Maryland courts proclaim that the mechanic’s lien statute is to be construed “in the most liberal and comprehensive manner in favor of mechanic’s and materialmen.” T. Dan Kolker, Inc. v. Shure, 209 Md, 290, 296 (1956). Unfortunately, there are several ways a subcontractor can lose its right to bring their mechanic’s lien claim.
Here are the top 5:
- Failure to timely serve notice. Maryland requires that a subcontractor must, “within 120 days after doing the work or furnishing the materials” give written notice to the owner of its “intention to claim a lien.” RP§ 9-104(a). If this notice is not given in time, the right to a mechanic’s lien is lost. In one case, the subcontractor attempted to serve the notice by certified mail. While the notice was mailed within the required time, the mail was returned. The subcontractor then personally served the owner after the time had expired. The court held that in the absence of evidence that the owner refused delivery of the letter to avoid service, the service was outside the required time and the subcontractor had no right to a lien. Mardirossian Family Enterprises v. Clearail, Inc., 324 Md. 191 (1991).

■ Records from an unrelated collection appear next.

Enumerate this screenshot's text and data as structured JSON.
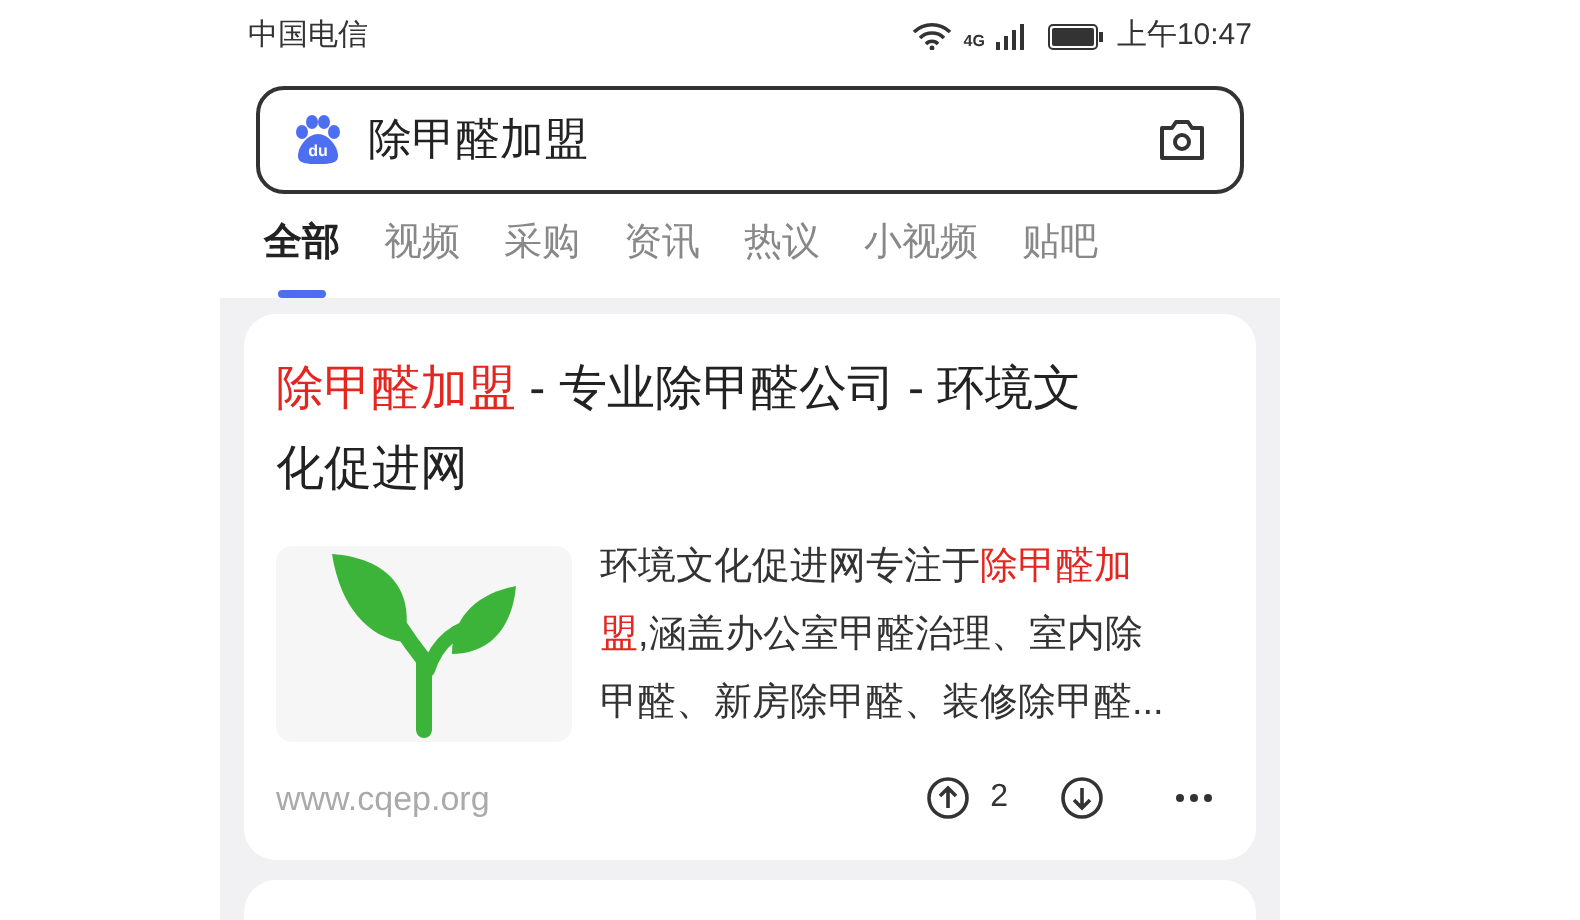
{
  "status_bar": {
    "carrier": "中国电信",
    "network": "4G",
    "time": "上午10:47"
  },
  "search": {
    "logo_text": "du",
    "value": "除甲醛加盟"
  },
  "tabs": [
    {
      "label": "全部",
      "selected": true
    },
    {
      "label": "视频",
      "selected": false
    },
    {
      "label": "采购",
      "selected": false
    },
    {
      "label": "资讯",
      "selected": false
    },
    {
      "label": "热议",
      "selected": false
    },
    {
      "label": "小视频",
      "selected": false
    },
    {
      "label": "贴吧",
      "selected": false
    }
  ],
  "result": {
    "title": [
      {
        "text": "除甲醛加盟",
        "highlight": true
      },
      {
        "text": " - 专业除甲醛公司 - 环境文化促进网",
        "highlight": false
      }
    ],
    "snippet": [
      {
        "text": "环境文化促进网专注于",
        "highlight": false
      },
      {
        "text": "除甲醛加盟",
        "highlight": true
      },
      {
        "text": ",涵盖办公室甲醛治理、室内除甲醛、新房除甲醛、装修除甲醛...",
        "highlight": false
      }
    ],
    "url": "www.cqep.org",
    "upvotes": "2"
  }
}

- Failure to name the proper owner. Yes, the contract may state the name of the purported owner, but obtain a copy of the deed to the property before accepting this as correct. Naming the wrong party means no lien rights. In other words, trust but verify – never believe what is listed in the contract. Serving the owner of tenant work can be even more complicated, and is the subject of another blog entry entirely.
- Failure to write the notice properly. Certain information must be provided on a "Form of Notice" (RP§ 9-104(b)). If any of the required information is not provided, the lien claim fails. A supplier found this out the hard way. The company did not include the date materials were delivered to the job-site on his Form of Notice. The court dismissed the supplier’s lawsuit stating that the owner had the right to be notified of the dates the material was delivered. Gravett v. Covenant Life Church, 154 Md. App. 640 (2004).
- Failure to properly serve the notice. The law requires that the subcontractor’s notice be served on the owner by registered or certified mail, return receipt requested, or by personal delivery. The safest way to meet this requirement - after determining the actual property owner (or tenant) - is to serve the corporate resident agent. However, if this is not possible, service can be by posting ‘on the door or other front part of the building.” Just make sure you have two people do the posting – one to post and the other “a competent witness.” It never hurts to take a picture of the lien being posted.
- Failure to file the lawsuit in time. The petition to establish and enforce the mechanic’s lien must be filed “in the circuit court for the county where the land ... is located within 180 days after the work has been finished or the materials furnished.” RP§ 9-105. The petiton must be under oath and have attached “material papers .. which constitute the basis of the lien claim.”
These are just a few of the ways a subcontractor can lose its lien rights. Since mechanic’s liens are “unknown at common law” and are a “creature of statute.” Aviles v. Eschelman Elec. Corp., 281 Md. 529, 536 (1977). They are only obtainable if the subcontractor fully complies with all the requirements of the mechanic’s lien law.
If you have any questions about filing a Mechanic's Lien, please feel free to send me an email at firstname.lastname@example.org, or call me(301) 537-5991, or, if you're on your mobile device, just hit the "call" button at the bottom of your phone.